• _INFORMATION_:
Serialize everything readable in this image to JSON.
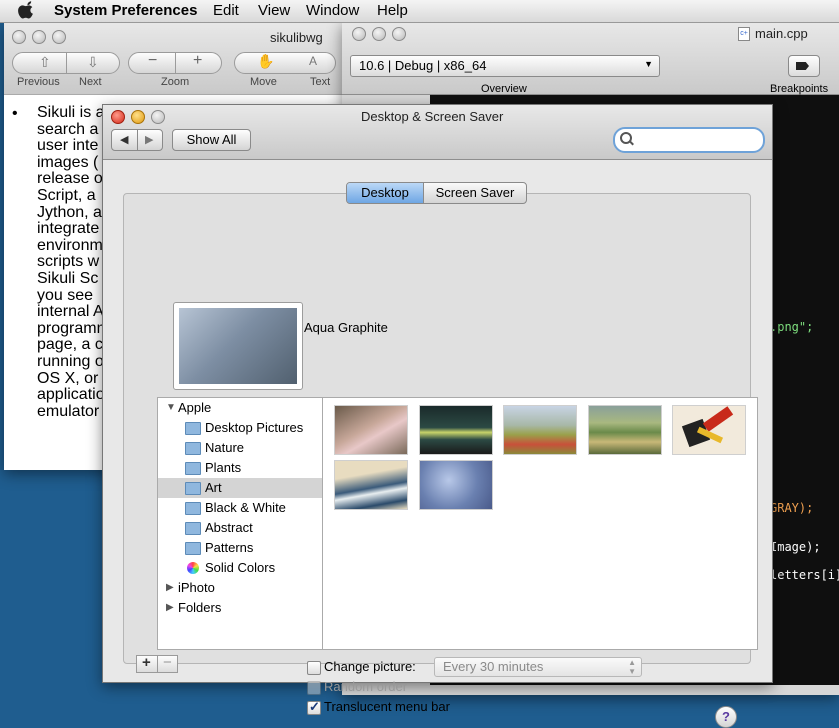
{
  "menubar": {
    "items": [
      "System Preferences",
      "Edit",
      "View",
      "Window",
      "Help"
    ]
  },
  "doc_window": {
    "title": "sikulibwg",
    "toolbar": {
      "previous": "Previous",
      "next": "Next",
      "zoom": "Zoom",
      "move": "Move",
      "text": "Text"
    },
    "text_lines": [
      "Sikuli is a",
      "search a",
      "user inte",
      "images (",
      "release o",
      "Script, a",
      "Jython, a",
      "integrate",
      "environm",
      "scripts w",
      "Sikuli Sc",
      "you see",
      "internal A",
      "programm",
      "page, a c",
      "running o",
      "OS X, or",
      "applicatio",
      "emulator"
    ]
  },
  "xcode": {
    "file_title": "main.cpp",
    "scheme": "10.6 | Debug | x86_64",
    "overview_label": "Overview",
    "breakpoints_label": "Breakpoints",
    "code_fragments": [
      ".png\";",
      "GRAY);",
      "Image);",
      "letters[i]"
    ]
  },
  "dss": {
    "title": "Desktop & Screen Saver",
    "show_all": "Show All",
    "search_placeholder": "",
    "tabs": {
      "desktop": "Desktop",
      "screen_saver": "Screen Saver"
    },
    "current_picture": "Aqua Graphite",
    "sidebar": {
      "apple": "Apple",
      "items": [
        "Desktop Pictures",
        "Nature",
        "Plants",
        "Art",
        "Black & White",
        "Abstract",
        "Patterns",
        "Solid Colors"
      ],
      "iphoto": "iPhoto",
      "folders": "Folders"
    },
    "thumbnails": [
      "dancer-painting",
      "night-diner-painting",
      "poppy-field-painting",
      "island-sunday-painting",
      "suprematist-painting",
      "great-wave-print",
      "water-lilies-painting"
    ],
    "change_picture": "Change picture:",
    "interval": "Every 30 minutes",
    "random_order": "Random order",
    "translucent": "Translucent menu bar",
    "add": "+",
    "remove": "−",
    "help": "?"
  }
}
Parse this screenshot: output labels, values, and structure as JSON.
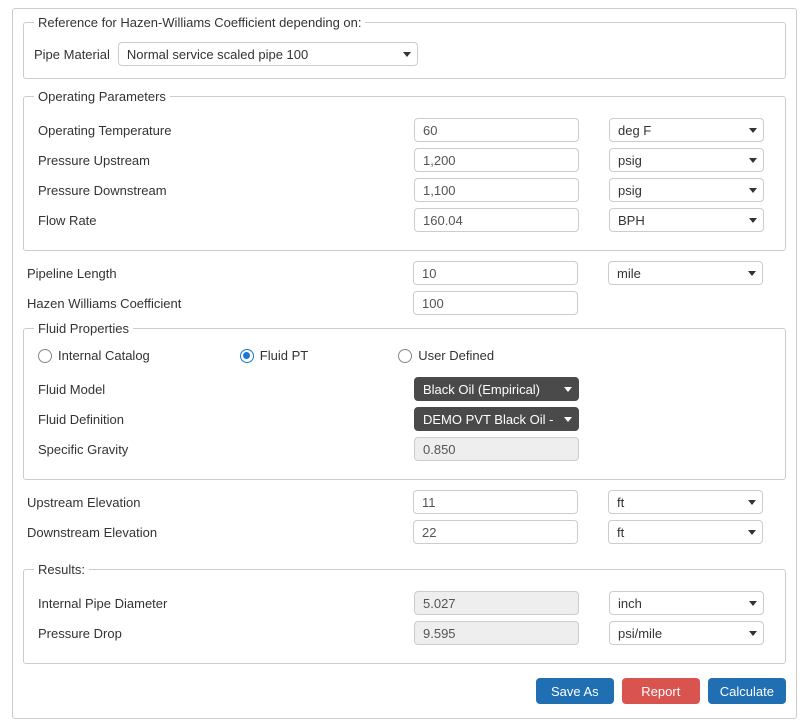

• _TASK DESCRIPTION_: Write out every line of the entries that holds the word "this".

• _ANSWER BELOW_:
Serialize everything readable in this image to JSON.
Parse this screenshot: output labels, values, and structure as JSON.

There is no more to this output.